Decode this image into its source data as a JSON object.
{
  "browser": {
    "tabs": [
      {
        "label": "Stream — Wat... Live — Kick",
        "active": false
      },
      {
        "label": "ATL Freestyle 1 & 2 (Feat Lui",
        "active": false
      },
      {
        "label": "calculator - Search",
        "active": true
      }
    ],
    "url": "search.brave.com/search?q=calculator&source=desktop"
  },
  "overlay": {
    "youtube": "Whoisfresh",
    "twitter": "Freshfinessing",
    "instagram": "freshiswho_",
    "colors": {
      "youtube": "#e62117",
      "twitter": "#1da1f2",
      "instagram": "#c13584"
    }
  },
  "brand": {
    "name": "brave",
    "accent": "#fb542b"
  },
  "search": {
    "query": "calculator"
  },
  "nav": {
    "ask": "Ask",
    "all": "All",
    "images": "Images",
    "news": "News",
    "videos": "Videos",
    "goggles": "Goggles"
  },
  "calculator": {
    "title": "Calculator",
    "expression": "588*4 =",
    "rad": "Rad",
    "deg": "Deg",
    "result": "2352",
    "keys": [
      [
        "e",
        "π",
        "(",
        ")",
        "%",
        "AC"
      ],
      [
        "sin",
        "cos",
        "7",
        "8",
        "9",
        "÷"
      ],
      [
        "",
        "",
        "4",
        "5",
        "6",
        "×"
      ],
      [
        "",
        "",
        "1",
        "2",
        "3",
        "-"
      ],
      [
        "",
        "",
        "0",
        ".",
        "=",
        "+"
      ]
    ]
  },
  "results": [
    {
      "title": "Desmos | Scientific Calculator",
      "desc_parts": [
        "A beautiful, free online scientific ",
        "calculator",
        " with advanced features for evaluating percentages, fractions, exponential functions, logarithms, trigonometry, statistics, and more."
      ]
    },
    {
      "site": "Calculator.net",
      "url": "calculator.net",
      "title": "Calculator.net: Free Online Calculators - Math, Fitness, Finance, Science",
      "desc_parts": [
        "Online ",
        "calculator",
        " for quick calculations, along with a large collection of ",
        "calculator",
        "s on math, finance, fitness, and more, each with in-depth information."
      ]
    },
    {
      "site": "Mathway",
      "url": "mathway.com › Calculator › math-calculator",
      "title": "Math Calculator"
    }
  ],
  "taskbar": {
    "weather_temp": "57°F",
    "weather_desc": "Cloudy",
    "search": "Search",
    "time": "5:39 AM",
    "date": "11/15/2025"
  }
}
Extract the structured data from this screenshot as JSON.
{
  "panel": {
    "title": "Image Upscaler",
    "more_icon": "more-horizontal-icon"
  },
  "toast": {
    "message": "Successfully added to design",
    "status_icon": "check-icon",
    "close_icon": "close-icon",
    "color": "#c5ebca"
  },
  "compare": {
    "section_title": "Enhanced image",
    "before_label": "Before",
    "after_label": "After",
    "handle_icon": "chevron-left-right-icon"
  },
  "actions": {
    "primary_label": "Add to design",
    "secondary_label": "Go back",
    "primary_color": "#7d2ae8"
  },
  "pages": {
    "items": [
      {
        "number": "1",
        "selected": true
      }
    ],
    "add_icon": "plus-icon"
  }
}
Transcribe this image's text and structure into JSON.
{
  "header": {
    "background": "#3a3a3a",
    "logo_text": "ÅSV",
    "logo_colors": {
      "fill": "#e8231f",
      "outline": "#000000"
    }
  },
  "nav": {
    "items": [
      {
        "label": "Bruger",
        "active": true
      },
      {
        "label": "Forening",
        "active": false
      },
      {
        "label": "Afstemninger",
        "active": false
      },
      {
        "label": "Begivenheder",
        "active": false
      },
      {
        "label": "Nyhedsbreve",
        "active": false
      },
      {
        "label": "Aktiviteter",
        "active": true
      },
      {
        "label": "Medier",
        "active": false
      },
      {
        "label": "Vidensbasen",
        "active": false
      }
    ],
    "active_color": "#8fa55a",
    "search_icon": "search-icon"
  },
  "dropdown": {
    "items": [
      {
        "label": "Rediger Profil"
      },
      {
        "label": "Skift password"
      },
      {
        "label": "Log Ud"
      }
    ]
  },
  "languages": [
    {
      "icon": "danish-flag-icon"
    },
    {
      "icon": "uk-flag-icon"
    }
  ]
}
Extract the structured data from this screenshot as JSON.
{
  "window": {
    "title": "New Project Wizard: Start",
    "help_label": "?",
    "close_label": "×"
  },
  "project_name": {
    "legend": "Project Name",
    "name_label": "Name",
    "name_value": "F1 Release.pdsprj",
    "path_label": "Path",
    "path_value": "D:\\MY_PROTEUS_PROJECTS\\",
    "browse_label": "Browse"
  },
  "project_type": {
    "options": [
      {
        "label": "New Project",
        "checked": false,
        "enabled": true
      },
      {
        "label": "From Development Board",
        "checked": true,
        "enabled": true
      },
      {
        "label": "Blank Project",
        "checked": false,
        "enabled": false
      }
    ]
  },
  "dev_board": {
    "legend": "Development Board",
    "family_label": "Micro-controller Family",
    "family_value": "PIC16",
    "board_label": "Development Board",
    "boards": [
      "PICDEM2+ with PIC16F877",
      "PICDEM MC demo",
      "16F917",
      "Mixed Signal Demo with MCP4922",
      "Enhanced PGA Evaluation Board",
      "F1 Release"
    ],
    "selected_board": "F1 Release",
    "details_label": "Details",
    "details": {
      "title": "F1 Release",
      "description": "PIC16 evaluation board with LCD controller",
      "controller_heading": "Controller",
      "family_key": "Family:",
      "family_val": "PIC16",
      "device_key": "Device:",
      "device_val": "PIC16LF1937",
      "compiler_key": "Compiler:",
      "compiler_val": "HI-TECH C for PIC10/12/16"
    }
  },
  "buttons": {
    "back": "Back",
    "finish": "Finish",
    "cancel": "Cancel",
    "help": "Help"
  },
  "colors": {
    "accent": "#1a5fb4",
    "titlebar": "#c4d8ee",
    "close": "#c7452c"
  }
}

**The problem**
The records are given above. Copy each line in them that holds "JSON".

**Result**
Decode this image into its source data as a JSON object.
Extract the structured data from this screenshot as JSON.
Transcribe this image's text and structure into JSON.
Extract the structured data from this screenshot as JSON.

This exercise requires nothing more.